**Exercise objective**. Copy out every line of the records in which "préstamos" can be found.

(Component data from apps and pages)
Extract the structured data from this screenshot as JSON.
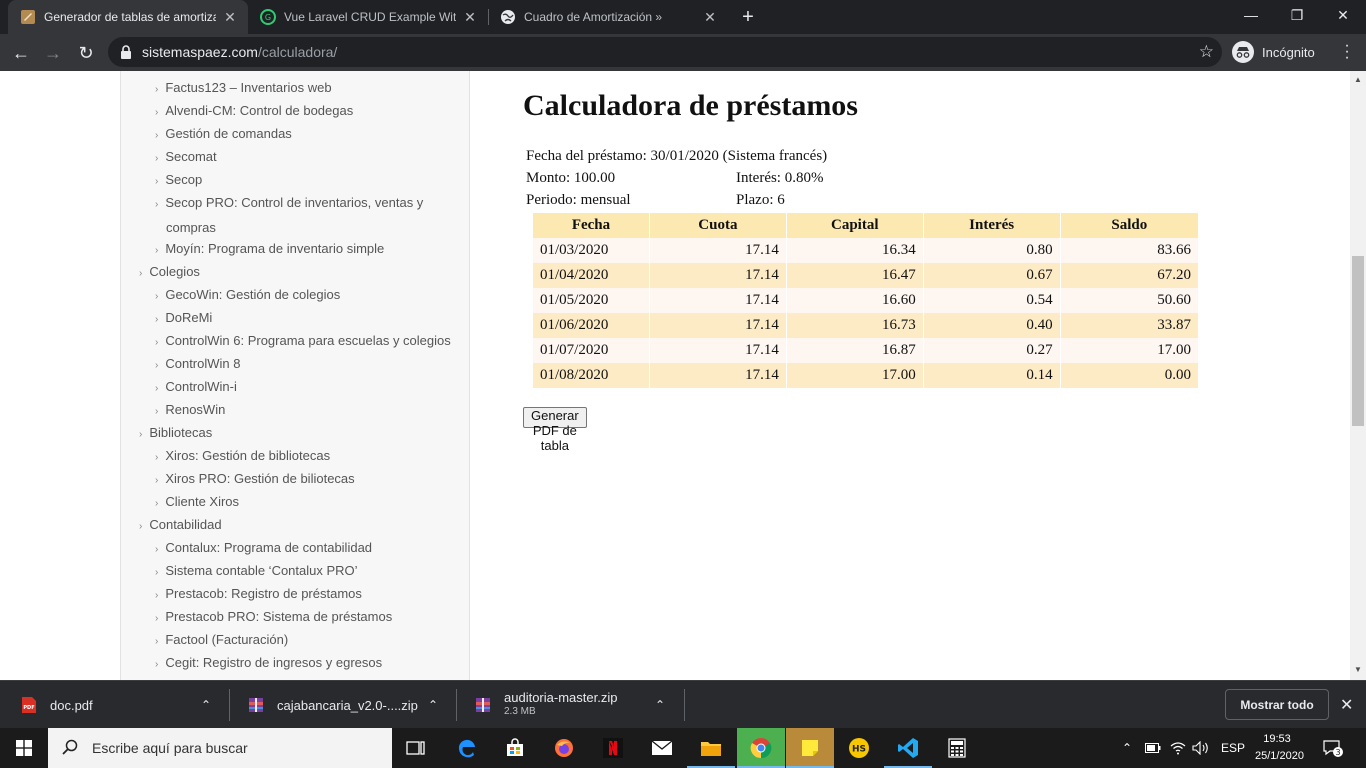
{
  "browser": {
    "tabs": [
      {
        "title": "Generador de tablas de amortiza",
        "active": true
      },
      {
        "title": "Vue Laravel CRUD Example With",
        "active": false
      },
      {
        "title": "Cuadro de Amortización »",
        "active": false
      }
    ],
    "url_host": "sistemaspaez.com",
    "url_path": "/calculadora/",
    "profile_label": "Incógnito"
  },
  "sidebar": {
    "items": [
      {
        "label": "Factus123 – Inventarios web",
        "level": 2
      },
      {
        "label": "Alvendi-CM: Control de bodegas",
        "level": 2
      },
      {
        "label": "Gestión de comandas",
        "level": 2
      },
      {
        "label": "Secomat",
        "level": 2
      },
      {
        "label": "Secop",
        "level": 2
      },
      {
        "label": "Secop PRO: Control de inventarios, ventas y",
        "cont": "compras",
        "level": 2
      },
      {
        "label": "Moyín: Programa de inventario simple",
        "level": 2
      },
      {
        "label": "Colegios",
        "level": 1
      },
      {
        "label": "GecoWin: Gestión de colegios",
        "level": 2
      },
      {
        "label": "DoReMi",
        "level": 2
      },
      {
        "label": "ControlWin 6: Programa para escuelas y colegios",
        "level": 2
      },
      {
        "label": "ControlWin 8",
        "level": 2
      },
      {
        "label": "ControlWin-i",
        "level": 2
      },
      {
        "label": "RenosWin",
        "level": 2
      },
      {
        "label": "Bibliotecas",
        "level": 1
      },
      {
        "label": "Xiros: Gestión de bibliotecas",
        "level": 2
      },
      {
        "label": "Xiros PRO: Gestión de biliotecas",
        "level": 2
      },
      {
        "label": "Cliente Xiros",
        "level": 2
      },
      {
        "label": "Contabilidad",
        "level": 1
      },
      {
        "label": "Contalux: Programa de contabilidad",
        "level": 2
      },
      {
        "label": "Sistema contable ‘Contalux PRO’",
        "level": 2
      },
      {
        "label": "Prestacob: Registro de préstamos",
        "level": 2
      },
      {
        "label": "Prestacob PRO: Sistema de préstamos",
        "level": 2
      },
      {
        "label": "Factool (Facturación)",
        "level": 2
      },
      {
        "label": "Cegit: Registro de ingresos y egresos",
        "level": 2
      }
    ]
  },
  "main": {
    "title": "Calculadora de préstamos",
    "fecha": "Fecha del préstamo: 30/01/2020 (Sistema francés)",
    "monto": "Monto: 100.00",
    "interes": "Interés: 0.80%",
    "periodo": "Periodo: mensual",
    "plazo": "Plazo: 6",
    "table": {
      "headers": [
        "Fecha",
        "Cuota",
        "Capital",
        "Interés",
        "Saldo"
      ],
      "rows": [
        [
          "01/03/2020",
          "17.14",
          "16.34",
          "0.80",
          "83.66"
        ],
        [
          "01/04/2020",
          "17.14",
          "16.47",
          "0.67",
          "67.20"
        ],
        [
          "01/05/2020",
          "17.14",
          "16.60",
          "0.54",
          "50.60"
        ],
        [
          "01/06/2020",
          "17.14",
          "16.73",
          "0.40",
          "33.87"
        ],
        [
          "01/07/2020",
          "17.14",
          "16.87",
          "0.27",
          "17.00"
        ],
        [
          "01/08/2020",
          "17.14",
          "17.00",
          "0.14",
          "0.00"
        ]
      ]
    },
    "pdf_button": "Generar PDF de tabla"
  },
  "downloads": {
    "items": [
      {
        "name": "doc.pdf",
        "sub": ""
      },
      {
        "name": "cajabancaria_v2.0-....zip",
        "sub": ""
      },
      {
        "name": "auditoria-master.zip",
        "sub": "2.3 MB"
      }
    ],
    "show_all": "Mostrar todo"
  },
  "taskbar": {
    "search_placeholder": "Escribe aquí para buscar",
    "lang": "ESP",
    "time": "19:53",
    "date": "25/1/2020",
    "notifications": "3"
  }
}
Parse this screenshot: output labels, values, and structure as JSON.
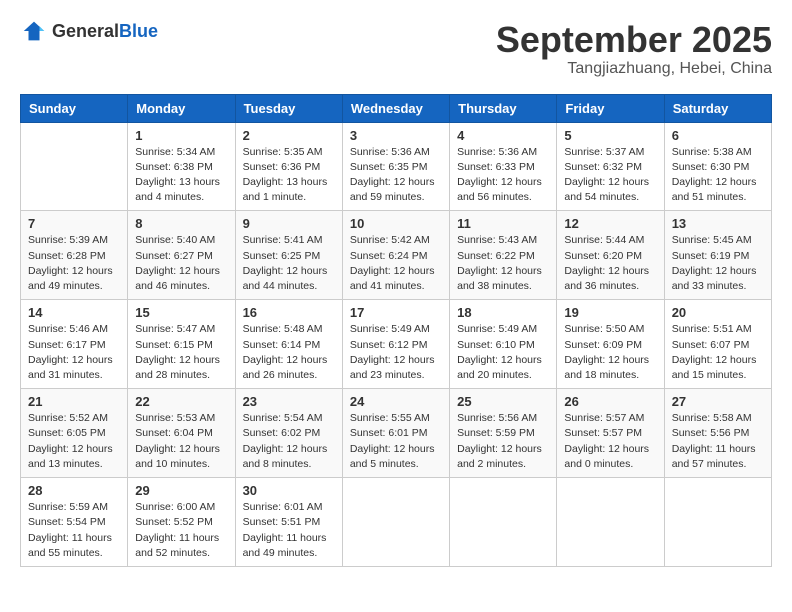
{
  "header": {
    "logo_general": "General",
    "logo_blue": "Blue",
    "month": "September 2025",
    "location": "Tangjiazhuang, Hebei, China"
  },
  "days_of_week": [
    "Sunday",
    "Monday",
    "Tuesday",
    "Wednesday",
    "Thursday",
    "Friday",
    "Saturday"
  ],
  "weeks": [
    [
      {
        "day": "",
        "info": ""
      },
      {
        "day": "1",
        "info": "Sunrise: 5:34 AM\nSunset: 6:38 PM\nDaylight: 13 hours\nand 4 minutes."
      },
      {
        "day": "2",
        "info": "Sunrise: 5:35 AM\nSunset: 6:36 PM\nDaylight: 13 hours\nand 1 minute."
      },
      {
        "day": "3",
        "info": "Sunrise: 5:36 AM\nSunset: 6:35 PM\nDaylight: 12 hours\nand 59 minutes."
      },
      {
        "day": "4",
        "info": "Sunrise: 5:36 AM\nSunset: 6:33 PM\nDaylight: 12 hours\nand 56 minutes."
      },
      {
        "day": "5",
        "info": "Sunrise: 5:37 AM\nSunset: 6:32 PM\nDaylight: 12 hours\nand 54 minutes."
      },
      {
        "day": "6",
        "info": "Sunrise: 5:38 AM\nSunset: 6:30 PM\nDaylight: 12 hours\nand 51 minutes."
      }
    ],
    [
      {
        "day": "7",
        "info": "Sunrise: 5:39 AM\nSunset: 6:28 PM\nDaylight: 12 hours\nand 49 minutes."
      },
      {
        "day": "8",
        "info": "Sunrise: 5:40 AM\nSunset: 6:27 PM\nDaylight: 12 hours\nand 46 minutes."
      },
      {
        "day": "9",
        "info": "Sunrise: 5:41 AM\nSunset: 6:25 PM\nDaylight: 12 hours\nand 44 minutes."
      },
      {
        "day": "10",
        "info": "Sunrise: 5:42 AM\nSunset: 6:24 PM\nDaylight: 12 hours\nand 41 minutes."
      },
      {
        "day": "11",
        "info": "Sunrise: 5:43 AM\nSunset: 6:22 PM\nDaylight: 12 hours\nand 38 minutes."
      },
      {
        "day": "12",
        "info": "Sunrise: 5:44 AM\nSunset: 6:20 PM\nDaylight: 12 hours\nand 36 minutes."
      },
      {
        "day": "13",
        "info": "Sunrise: 5:45 AM\nSunset: 6:19 PM\nDaylight: 12 hours\nand 33 minutes."
      }
    ],
    [
      {
        "day": "14",
        "info": "Sunrise: 5:46 AM\nSunset: 6:17 PM\nDaylight: 12 hours\nand 31 minutes."
      },
      {
        "day": "15",
        "info": "Sunrise: 5:47 AM\nSunset: 6:15 PM\nDaylight: 12 hours\nand 28 minutes."
      },
      {
        "day": "16",
        "info": "Sunrise: 5:48 AM\nSunset: 6:14 PM\nDaylight: 12 hours\nand 26 minutes."
      },
      {
        "day": "17",
        "info": "Sunrise: 5:49 AM\nSunset: 6:12 PM\nDaylight: 12 hours\nand 23 minutes."
      },
      {
        "day": "18",
        "info": "Sunrise: 5:49 AM\nSunset: 6:10 PM\nDaylight: 12 hours\nand 20 minutes."
      },
      {
        "day": "19",
        "info": "Sunrise: 5:50 AM\nSunset: 6:09 PM\nDaylight: 12 hours\nand 18 minutes."
      },
      {
        "day": "20",
        "info": "Sunrise: 5:51 AM\nSunset: 6:07 PM\nDaylight: 12 hours\nand 15 minutes."
      }
    ],
    [
      {
        "day": "21",
        "info": "Sunrise: 5:52 AM\nSunset: 6:05 PM\nDaylight: 12 hours\nand 13 minutes."
      },
      {
        "day": "22",
        "info": "Sunrise: 5:53 AM\nSunset: 6:04 PM\nDaylight: 12 hours\nand 10 minutes."
      },
      {
        "day": "23",
        "info": "Sunrise: 5:54 AM\nSunset: 6:02 PM\nDaylight: 12 hours\nand 8 minutes."
      },
      {
        "day": "24",
        "info": "Sunrise: 5:55 AM\nSunset: 6:01 PM\nDaylight: 12 hours\nand 5 minutes."
      },
      {
        "day": "25",
        "info": "Sunrise: 5:56 AM\nSunset: 5:59 PM\nDaylight: 12 hours\nand 2 minutes."
      },
      {
        "day": "26",
        "info": "Sunrise: 5:57 AM\nSunset: 5:57 PM\nDaylight: 12 hours\nand 0 minutes."
      },
      {
        "day": "27",
        "info": "Sunrise: 5:58 AM\nSunset: 5:56 PM\nDaylight: 11 hours\nand 57 minutes."
      }
    ],
    [
      {
        "day": "28",
        "info": "Sunrise: 5:59 AM\nSunset: 5:54 PM\nDaylight: 11 hours\nand 55 minutes."
      },
      {
        "day": "29",
        "info": "Sunrise: 6:00 AM\nSunset: 5:52 PM\nDaylight: 11 hours\nand 52 minutes."
      },
      {
        "day": "30",
        "info": "Sunrise: 6:01 AM\nSunset: 5:51 PM\nDaylight: 11 hours\nand 49 minutes."
      },
      {
        "day": "",
        "info": ""
      },
      {
        "day": "",
        "info": ""
      },
      {
        "day": "",
        "info": ""
      },
      {
        "day": "",
        "info": ""
      }
    ]
  ]
}
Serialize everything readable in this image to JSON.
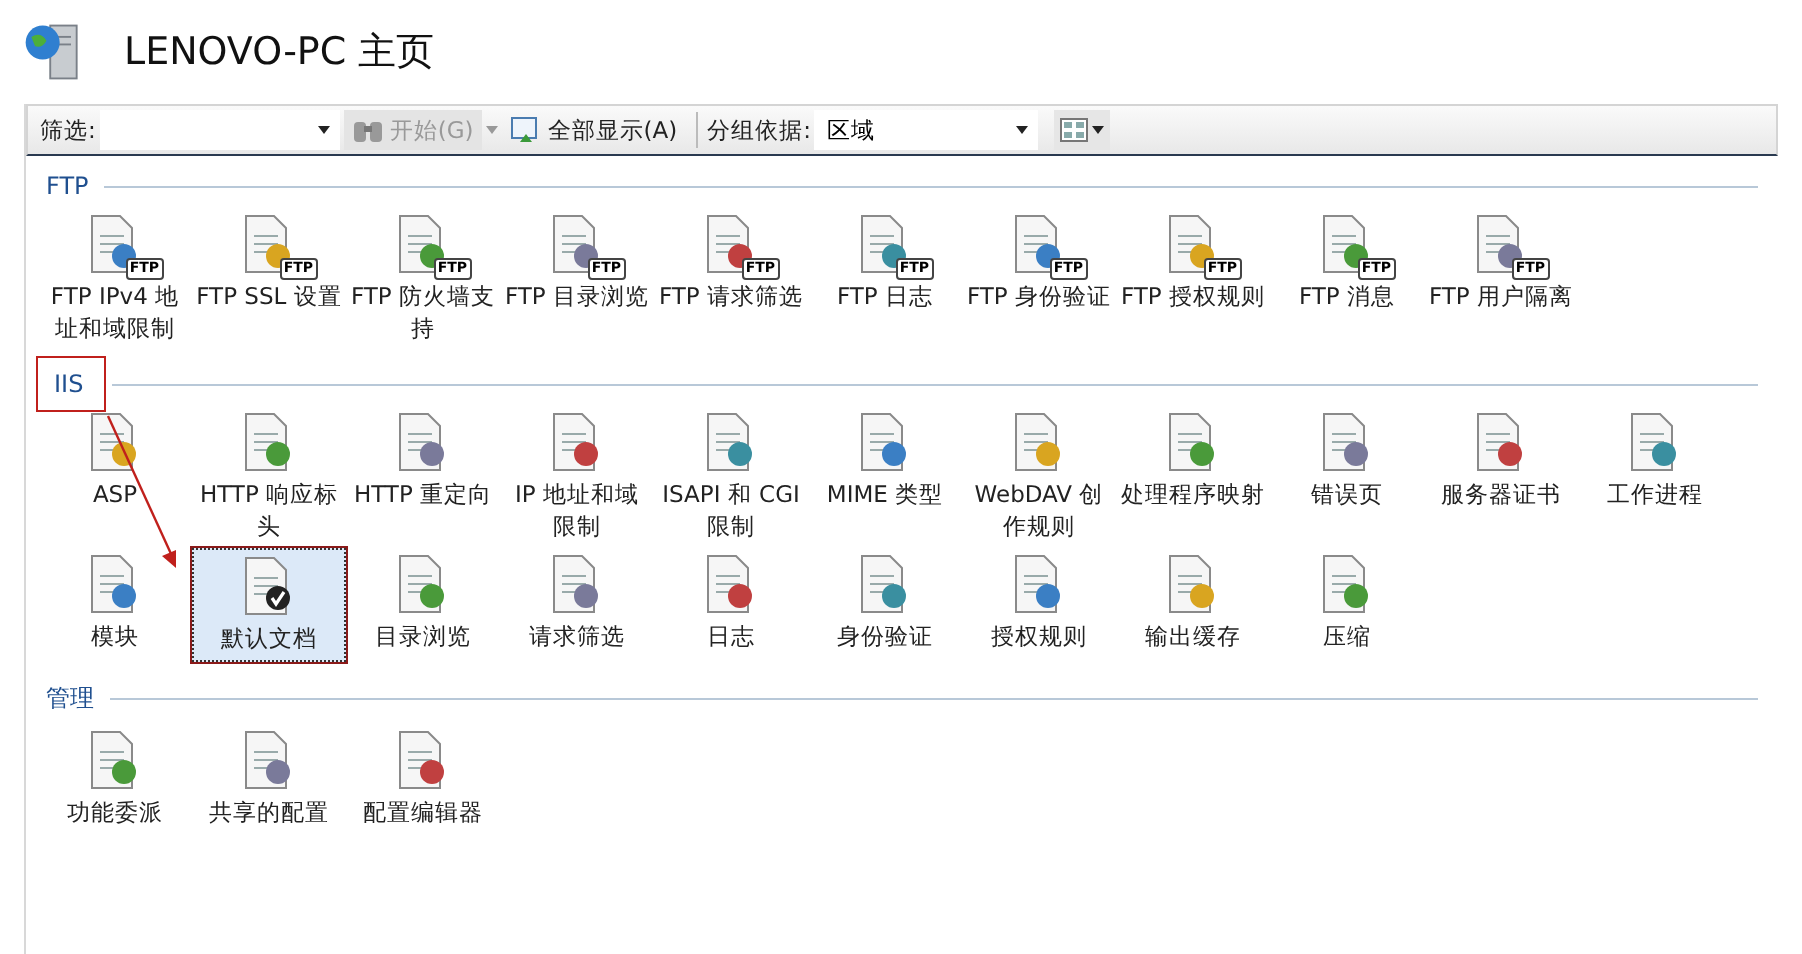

**Response to the task**.
        "label": "Prestacob: Registro de préstamos",
        "label": "Prestacob PRO: Sistema de préstamos",
    "title": "Calculadora de préstamos",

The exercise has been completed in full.